App and web page records:
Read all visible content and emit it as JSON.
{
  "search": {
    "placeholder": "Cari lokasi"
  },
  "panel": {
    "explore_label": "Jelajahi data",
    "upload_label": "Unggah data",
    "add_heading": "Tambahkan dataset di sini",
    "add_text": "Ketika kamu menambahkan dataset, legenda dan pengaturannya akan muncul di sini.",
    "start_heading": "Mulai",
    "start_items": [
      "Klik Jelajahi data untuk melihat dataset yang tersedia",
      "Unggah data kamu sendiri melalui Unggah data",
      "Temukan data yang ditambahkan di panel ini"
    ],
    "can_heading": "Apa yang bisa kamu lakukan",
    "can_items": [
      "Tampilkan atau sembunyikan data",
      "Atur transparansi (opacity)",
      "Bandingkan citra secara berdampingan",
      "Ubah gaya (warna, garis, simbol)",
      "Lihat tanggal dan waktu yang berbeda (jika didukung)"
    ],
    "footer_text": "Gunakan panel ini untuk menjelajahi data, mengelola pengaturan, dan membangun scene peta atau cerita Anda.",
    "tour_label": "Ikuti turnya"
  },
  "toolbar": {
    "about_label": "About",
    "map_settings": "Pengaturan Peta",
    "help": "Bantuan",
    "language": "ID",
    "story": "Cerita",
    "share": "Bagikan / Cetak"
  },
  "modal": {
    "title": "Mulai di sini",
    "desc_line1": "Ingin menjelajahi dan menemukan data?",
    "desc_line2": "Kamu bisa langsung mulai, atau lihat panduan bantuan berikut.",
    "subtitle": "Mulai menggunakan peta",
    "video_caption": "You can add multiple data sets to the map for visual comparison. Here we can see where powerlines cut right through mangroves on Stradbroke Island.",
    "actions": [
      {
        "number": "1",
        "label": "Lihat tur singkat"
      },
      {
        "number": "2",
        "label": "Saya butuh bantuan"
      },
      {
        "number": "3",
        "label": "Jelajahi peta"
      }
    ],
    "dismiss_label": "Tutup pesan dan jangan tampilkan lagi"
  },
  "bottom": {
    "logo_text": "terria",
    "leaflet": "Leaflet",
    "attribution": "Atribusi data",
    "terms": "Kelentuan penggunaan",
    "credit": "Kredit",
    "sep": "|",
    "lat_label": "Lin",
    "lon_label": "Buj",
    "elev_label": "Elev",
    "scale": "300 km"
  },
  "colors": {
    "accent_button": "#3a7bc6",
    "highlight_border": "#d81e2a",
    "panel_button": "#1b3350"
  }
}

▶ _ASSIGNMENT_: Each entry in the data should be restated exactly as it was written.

▶ _RESPONSE TO THE EXERCISE_:
Read all visible content and emit it as JSON.
{
  "search": {
    "placeholder": "Cari lokasi"
  },
  "panel": {
    "explore_label": "Jelajahi data",
    "upload_label": "Unggah data",
    "add_heading": "Tambahkan dataset di sini",
    "add_text": "Ketika kamu menambahkan dataset, legenda dan pengaturannya akan muncul di sini.",
    "start_heading": "Mulai",
    "start_items": [
      "Klik Jelajahi data untuk melihat dataset yang tersedia",
      "Unggah data kamu sendiri melalui Unggah data",
      "Temukan data yang ditambahkan di panel ini"
    ],
    "can_heading": "Apa yang bisa kamu lakukan",
    "can_items": [
      "Tampilkan atau sembunyikan data",
      "Atur transparansi (opacity)",
      "Bandingkan citra secara berdampingan",
      "Ubah gaya (warna, garis, simbol)",
      "Lihat tanggal dan waktu yang berbeda (jika didukung)"
    ],
    "footer_text": "Gunakan panel ini untuk menjelajahi data, mengelola pengaturan, dan membangun scene peta atau cerita Anda.",
    "tour_label": "Ikuti turnya"
  },
  "toolbar": {
    "about_label": "About",
    "map_settings": "Pengaturan Peta",
    "help": "Bantuan",
    "language": "ID",
    "story": "Cerita",
    "share": "Bagikan / Cetak"
  },
  "modal": {
    "title": "Mulai di sini",
    "desc_line1": "Ingin menjelajahi dan menemukan data?",
    "desc_line2": "Kamu bisa langsung mulai, atau lihat panduan bantuan berikut.",
    "subtitle": "Mulai menggunakan peta",
    "video_caption": "You can add multiple data sets to the map for visual comparison. Here we can see where powerlines cut right through mangroves on Stradbroke Island.",
    "actions": [
      {
        "number": "1",
        "label": "Lihat tur singkat"
      },
      {
        "number": "2",
        "label": "Saya butuh bantuan"
      },
      {
        "number": "3",
        "label": "Jelajahi peta"
      }
    ],
    "dismiss_label": "Tutup pesan dan jangan tampilkan lagi"
  },
  "bottom": {
    "logo_text": "terria",
    "leaflet": "Leaflet",
    "attribution": "Atribusi data",
    "terms": "Kelentuan penggunaan",
    "credit": "Kredit",
    "sep": "|",
    "lat_label": "Lin",
    "lon_label": "Buj",
    "elev_label": "Elev",
    "scale": "300 km"
  },
  "colors": {
    "accent_button": "#3a7bc6",
    "highlight_border": "#d81e2a",
    "panel_button": "#1b3350"
  }
}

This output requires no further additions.